April 5, 2015 12:47 pm

Chapter 1. Shopping for Loans Made Easy, or Compliance QVC

By: James Bruce, EVP and General Counsel

Newsflash – nearly half of mortgage borrowers don’t shop around when they buy a home. This is according to a survey released by the Consumer Financial Protection Bureau on January 13, 2015.

In the wake of this report, watch for new regulatory and disclosure requirements to redress the lack of consumer shopping. It will go something like this:

Before making a mortgage loan, a lender must give a loan estimate disclosure and require the consumer to shop at least one other lender, bring back a loan estimate disclosure from that second lender and show the first lender that it – the first lender — is offering a better loan when the two disclosures are compared side by side. If the consumer is unable to show how the first lender’s loan is a better deal, the first lender must do the comparison for the consumer by creating a comparative disclosure and walking the consumer through the comparison. If the consumer still cannot say in his or her own words why the first lender’s loan is a better deal, the first lender must require the consumer to take a semester of night classes at the local community college – Personal Finance 101. If the consumer cannot attend or afford the classes (assuming, of course, that community college courses are not yet free), then the lender must offer free night or weekend classes taught by the lender’s Chief Consumer Finance Professor (a newly-required regulatory position) at times convenient for the consumer. This new position should be referred to as “Profesor Jefe de Finanzas del Consumidor” when dealing with New Americans referenced in President Obama’s executive memorandum, “Creating Welcoming Communities and Fully Integrating Immigrants and Refugees.” The consumer must pass a written exam to document understanding of the comparative disclosure. If unable to pass the exam, the lender must then loan the requested credit amount to the consumer on a zero-interest, repayment-optional basis because the lender failed to teach the requisite personal finance concepts in a way that could be understood by the consumer. At any point in the shopping process, the consumer may opt-out of the educational program and simply request the zero-interest, repayment-optional loan. The lender may also opt out at any point by crediting the requested credit amount to an interest-bearing deposit account in the name of the consumer, but the lender must explain the Truth in Savings (TIS) disclosures to the consumer. If the consumer cannot understand the TIS disclosures, the lender must enroll the consumer in its night or weekend personal finance classes. Consumer attendance is optional.
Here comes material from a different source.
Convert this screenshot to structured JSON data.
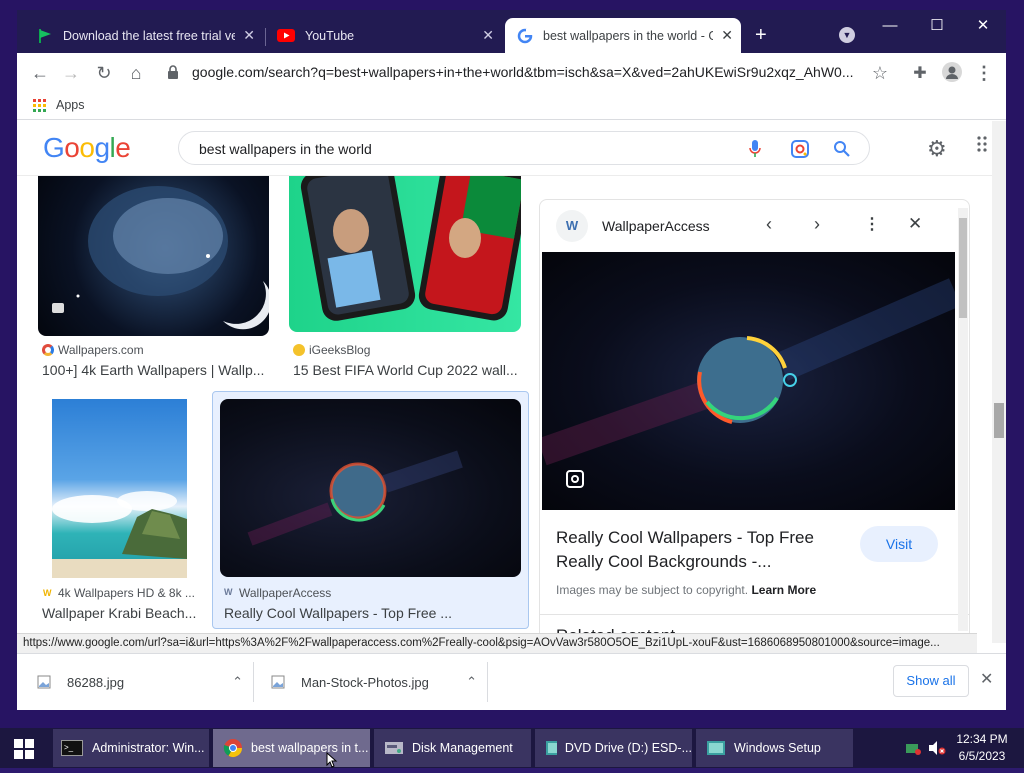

The effective date of these new requirements will be August of 2015 to coordinate with the new and improved mortgage loan disclosures developed by the CFPB (but which are not yet completely understood by lenders or the CFPB) to better inform the consumers who shop for their mortgage loans…and those who don’t shop.

If you save this for future reference, remember to file it under “S” for Satire.